IMF downgrades forecast for UK economic recovery


Financial body says UK growth in 2021 will be lower than earlier forecasts, while global recovery will be stronger

The International Monetary Fund has downgraded forecasts for the UK’s recovery this year while the expansion of the global economy, aided by accelerating vaccine rollouts, is expected to gather pace.

Illustrating the severe impact of the pandemic on the UK economy, the IMF said in its latest forecast that the UK’s national income, or GDP, would expand by 4.5% this year, down 1.4 percentage points from the 5.9% growth forecast made last October.

It follows an estimated contraction in UK GDP of 10% in 2020, the biggest fall of any G7 country.

The global economy, helped in part by improved outlooks in the US and Japan, will recover from a 3.5% fall in GDP in 2020 with growth of 5.5% in 2021, up 0.3 percentage points compared with October’s forecast.

The US economy is forecast to grow by 5.1% in 2021, while Japan’s economy is expected to expand by 3.1%. GDP in the eurozone is forecast to rise by 4.2% this year.

In an update to its flagship world economic outlook, the Washington DC-based IMF said the upgrade in global growth, while modest, reflected an increase in government spending to offset the worst effects of the pandemic and vaccination programmes that were being rolled out across richer nations.

Close to 90 million people were likely to fall below the extreme poverty threshold during 2020–21, the report said.

Kristalina Georgieva, the IMF’s managing director, has urged governments to expand healthcare provision and welfare policies to protect vulnerable groups to limit an expected growing divide between rich and poor during the pandemic.

At the weekend, ahead of the World Economic Forum’s annual summit this week, she said governments must not let the pandemic affect efforts to tackle poverty and the climate emergency.

Speaking to the Guardian, she said: “Building resilience can be good for nature and ecosystems; it can be good for economic growth; at a time when economies have lost low-skilled jobs, it boosts job creation; and the fourth win is that it can bring health benefits [such as reduced air pollution].”

There were risks to the outlook from variants of Covid-19 that could prove difficult to treat and vaccinate against, the IMF said, but other risks had diminished, including the prospect of a no-deal Brexit.

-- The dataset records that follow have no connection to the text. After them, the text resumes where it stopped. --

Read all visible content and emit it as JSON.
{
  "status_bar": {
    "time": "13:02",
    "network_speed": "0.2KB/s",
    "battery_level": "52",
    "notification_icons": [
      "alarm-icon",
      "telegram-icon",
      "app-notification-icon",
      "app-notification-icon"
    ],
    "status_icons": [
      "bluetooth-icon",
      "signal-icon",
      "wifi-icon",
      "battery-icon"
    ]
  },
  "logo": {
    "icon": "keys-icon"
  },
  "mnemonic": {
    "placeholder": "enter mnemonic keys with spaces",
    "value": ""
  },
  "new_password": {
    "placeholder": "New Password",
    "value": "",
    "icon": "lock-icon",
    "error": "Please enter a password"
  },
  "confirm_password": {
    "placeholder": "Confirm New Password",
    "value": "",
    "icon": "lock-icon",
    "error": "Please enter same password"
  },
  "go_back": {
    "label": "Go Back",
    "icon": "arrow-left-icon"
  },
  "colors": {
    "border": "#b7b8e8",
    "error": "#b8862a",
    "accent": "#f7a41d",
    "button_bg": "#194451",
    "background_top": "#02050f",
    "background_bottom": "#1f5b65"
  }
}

With the Biden administration poised to pump an extra $1.9tn (£1.4bn) into the US economy and Chinese economic growth likely to surge to 8.6% this year, much of it after a huge boost from state-sponsored investment, the prospect for higher growth than predicted last October had improved.

“The upgrade is particularly large for the advanced economy group, reflecting additional [government] support – mostly in the United States and Japan – together with expectations of earlier widespread vaccine availability compared to the emerging market and developing economy group,” the report said.

The UK’s acceleration of its vaccination programme is not expected to give an extra boost to UK growth until 2022 when its growth rate is upgraded by 1.8 percentage points to 5%.

Concerns that inflation is likely to take off over the next 12 months as the recovery gains speed were dispelled by the IMF, which said average prices would not increase by more than 1.5% over the two-year forecast period.

There would be an increase in oil prices and the cost of commodities such as metals, but they would remain below 2019 levels and allow central banks to maintain ultra low interest rates for at least a couple of years.

Global trade would recover by 8% this year before falling back to 6% growth in 2020, largely following a slow recovery in services and especially tourism.

“Services trade is expected to recover more slowly than merchandise volumes, which is consistent with subdued cross-border tourism and business travel until transmission declines everywhere,” the IMF said.